Yet the smoke reached unhealthy levels on only two evenings. Two. In fact, the proposed ordinance doesn’t cite fires as the problem per se, only the “excessive number of beach fires during peak use periods” such as Independence Day festivities. The key to a fair and reasonable solution, then, is not a complete ban but a limit on the number of fires allowed at any given time.
I think limiting fires to about 10 or 12 fire rings is a fair number, especially if they must be confined to the three-block segment of the beach where fires are currently allowed. Some experimentation with their placement might further reduce smoke drift into the surrounding neighborhood. These steps should limit smoke to historical levels, which folks seemed comfortable with in the past. The rings would confine coals and ashes to keep the beach clean and safe. To keep things simple, fire rings would be available on a first-come first-served basis, much as with picnic tables in parks. though a reservation system might be helpful for busy holiday weekends. I think this is a reasonable compromise, and should be satisfactory to almost everyone.
The question is whether Carmelites can convince at least one more council member that compromise is reasonable. I fear the mayor is a lost cause. That leaves Victoria Beach and Ken Talmage, but they’re coming across as more fearful of what the air quality bureaucrats might do than they are of the townsfolk they supposedly represent. As with the parking meter program, the council majority seems primarily interested in the technical aspects of the issue while disregarding the social and cultural implications of their actions. In a tightly knit community like Carmel, with deep-rooted social traditions, that is a huge political mistake.

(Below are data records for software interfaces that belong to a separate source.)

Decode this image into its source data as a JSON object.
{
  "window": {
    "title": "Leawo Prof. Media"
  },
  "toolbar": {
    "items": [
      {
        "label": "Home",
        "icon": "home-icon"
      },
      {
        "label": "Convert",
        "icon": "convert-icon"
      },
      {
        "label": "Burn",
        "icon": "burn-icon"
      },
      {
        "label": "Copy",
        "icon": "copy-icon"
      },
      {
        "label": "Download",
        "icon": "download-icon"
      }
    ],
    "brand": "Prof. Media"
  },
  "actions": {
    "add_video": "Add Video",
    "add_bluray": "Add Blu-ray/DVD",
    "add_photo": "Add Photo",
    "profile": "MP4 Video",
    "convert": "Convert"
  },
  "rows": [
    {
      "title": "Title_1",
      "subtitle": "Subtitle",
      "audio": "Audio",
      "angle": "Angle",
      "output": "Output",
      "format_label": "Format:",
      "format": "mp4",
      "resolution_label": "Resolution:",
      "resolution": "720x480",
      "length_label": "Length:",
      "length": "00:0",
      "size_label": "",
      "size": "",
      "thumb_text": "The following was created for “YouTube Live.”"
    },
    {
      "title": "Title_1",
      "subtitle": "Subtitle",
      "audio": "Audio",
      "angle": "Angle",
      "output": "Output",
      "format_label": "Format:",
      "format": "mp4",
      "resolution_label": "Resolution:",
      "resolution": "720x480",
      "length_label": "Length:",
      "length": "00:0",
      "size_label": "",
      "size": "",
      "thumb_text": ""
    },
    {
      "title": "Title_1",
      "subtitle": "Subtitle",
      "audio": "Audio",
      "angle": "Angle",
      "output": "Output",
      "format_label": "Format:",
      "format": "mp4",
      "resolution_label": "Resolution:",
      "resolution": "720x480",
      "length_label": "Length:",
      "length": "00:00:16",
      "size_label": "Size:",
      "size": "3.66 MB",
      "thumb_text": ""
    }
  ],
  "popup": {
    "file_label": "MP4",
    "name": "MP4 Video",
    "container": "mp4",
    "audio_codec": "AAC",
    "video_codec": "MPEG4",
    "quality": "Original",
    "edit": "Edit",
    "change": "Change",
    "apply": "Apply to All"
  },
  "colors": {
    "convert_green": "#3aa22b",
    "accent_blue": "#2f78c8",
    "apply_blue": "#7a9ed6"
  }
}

James Toy lives in Seaside. This first appeared on one of his blogs, Mr. Toy’s Mental Notes.